Teamsters union members who have been on strike at two Chicago area ProBuild facilities since July 28 voted Saturday to accept a settlement with the LBM giant and return to work. The vote came four days after ProBuild announced it would consolidate one of the two yards as well as close a nearby component manufacturing facility.
Roger Kohler, secretary-treasurer and principal officer of Teamsters Local 673, told ProSales today that he expected the striking Teamsters would begin returning to their jobs on Tuesday. There was no immediate confirmation from ProBuild headquarters in Denver regarding the strike's end.
Roughly 50 to 60 members of Teamsters Local 673, most of them drivers, walked out of ProBuild's Wheaton and Yorkville, Ill., yards in late July in a dispute over ProBuild's next contract with the local. The two sides disagree over health insurance, pay protections, seniority rights, and working conditions. ProBuild also was seeking a 5% pay cut from the Teamsters.
Kohler declined to give the terms of ProBuild's settlement offer that the Teamsters accepted, saying he didn't want to antagonize the company as it brought the Teamsters back to work and eliminated the temporary workers it had brought in while the strike was under way.
Nearly seven weeks into the strike, on Sept. 14, ProBuild announced it would consolidate its Wheaton and Yorkville operations and close its Hampshire, Ill, component manufacturing facility, all effective Sept. 30. "The changes at our Illinois facilities are a direct result of the struggling Chicago home building market, which is down 82% since 2007, according to the U.S. Census Bureau," ProBuild, America's second-biggest LBM operation, said in a statement. "The consolidation will impact 40 employees in the market. Severance packages have been offered to all eligible employees, and some employees will have opportunities to work elsewhere within the ProBuild organization."
Later, in reply to a question from ProSales, ProBuild marketing director Carolyn Atkinson said the strike wasn't a factor. "These changes are strictly business decisions related to the struggling Chicago home building market," Atkinson said in an e-mail. "They will allow us to operate more efficiently and continue to provide the same level of service for our customers. This area can no longer support three ProBuild facilities."

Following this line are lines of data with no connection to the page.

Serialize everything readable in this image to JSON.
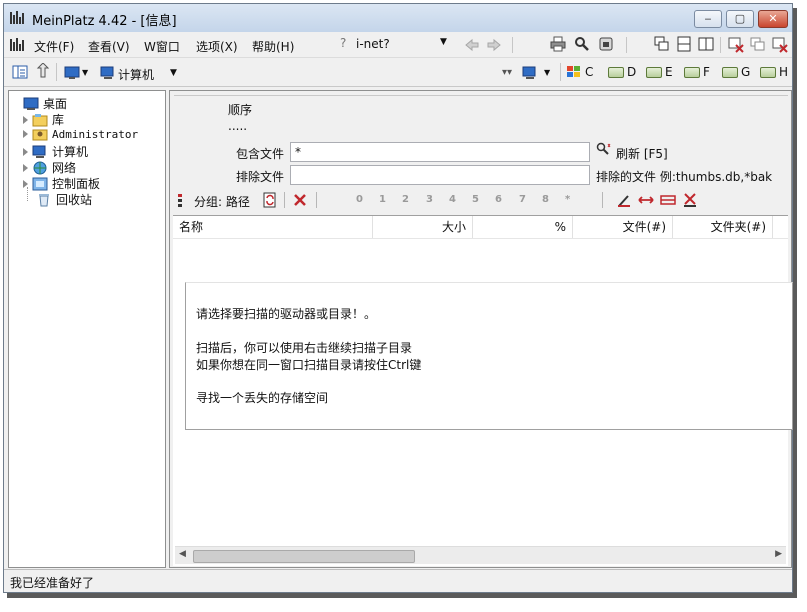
{
  "window": {
    "title": "MeinPlatz 4.42 - [信息]"
  },
  "menu": {
    "file": "文件(F)",
    "view": "查看(V)",
    "window": "W窗口",
    "options": "选项(X)",
    "help": "帮助(H)"
  },
  "quicklink": {
    "help_mark": "?",
    "label": "i-net?"
  },
  "address": {
    "label": "计算机"
  },
  "drives": [
    "C",
    "D",
    "E",
    "F",
    "G",
    "H"
  ],
  "tree": {
    "items": [
      {
        "label": "桌面",
        "icon": "desktop-icon"
      },
      {
        "label": "库",
        "icon": "library-icon"
      },
      {
        "label": "Administrator",
        "icon": "user-folder-icon"
      },
      {
        "label": "计算机",
        "icon": "computer-icon"
      },
      {
        "label": "网络",
        "icon": "network-icon"
      },
      {
        "label": "控制面板",
        "icon": "control-panel-icon"
      },
      {
        "label": "回收站",
        "icon": "recycle-bin-icon"
      }
    ]
  },
  "filters": {
    "order_label": "顺序",
    "order_value": ".....",
    "include_label": "包含文件",
    "include_value": "*",
    "refresh_label": "刷新 [F5]",
    "exclude_label": "排除文件",
    "exclude_value": "",
    "exclude_hint": "排除的文件 例:thumbs.db,*bak"
  },
  "group_toolbar": {
    "group_label": "分组: 路径",
    "levels": [
      "0",
      "1",
      "2",
      "3",
      "4",
      "5",
      "6",
      "7",
      "8",
      "*"
    ]
  },
  "columns": [
    "名称",
    "大小",
    "%",
    "文件(#)",
    "文件夹(#)"
  ],
  "info": {
    "line1": "请选择要扫描的驱动器或目录！。",
    "line2": "扫描后，你可以使用右击继续扫描子目录",
    "line3": "如果你想在同一窗口扫描目录请按住Ctrl键",
    "line4": "寻找一个丢失的存储空间"
  },
  "status": {
    "text": "我已经准备好了"
  }
}
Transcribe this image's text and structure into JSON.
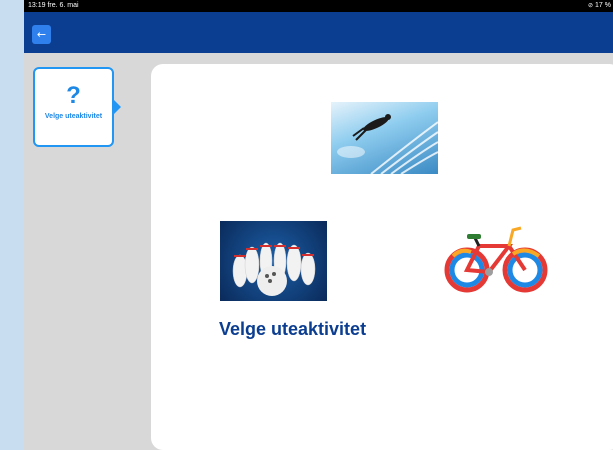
{
  "status": {
    "time_date": "13:19  fre. 6. mai",
    "battery": "17 %"
  },
  "nav": {
    "back_icon": "arrow-left-icon"
  },
  "step": {
    "symbol": "?",
    "label": "Velge uteaktivitet"
  },
  "main": {
    "caption": "Velge uteaktivitet",
    "images": [
      {
        "name": "swimming-image"
      },
      {
        "name": "bowling-image"
      },
      {
        "name": "bicycle-image"
      }
    ]
  },
  "colors": {
    "navbar": "#0b3d91",
    "accent": "#1e88e5",
    "caption": "#0b3d91"
  }
}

ProBuild's announcement also came just a few days after the company's area vice president, Doug Jones, left the company to join a market rival, US LBM. Atkinson said the resignation didn't influence ProBuild's decision, as discussions around consolidating locations took place before Jones quit. Dave Mills, a vetern of the Chicago market who most recently was the general manager of ProBuild's Delaware, Ohio, operation, has returned to run the Chicago market.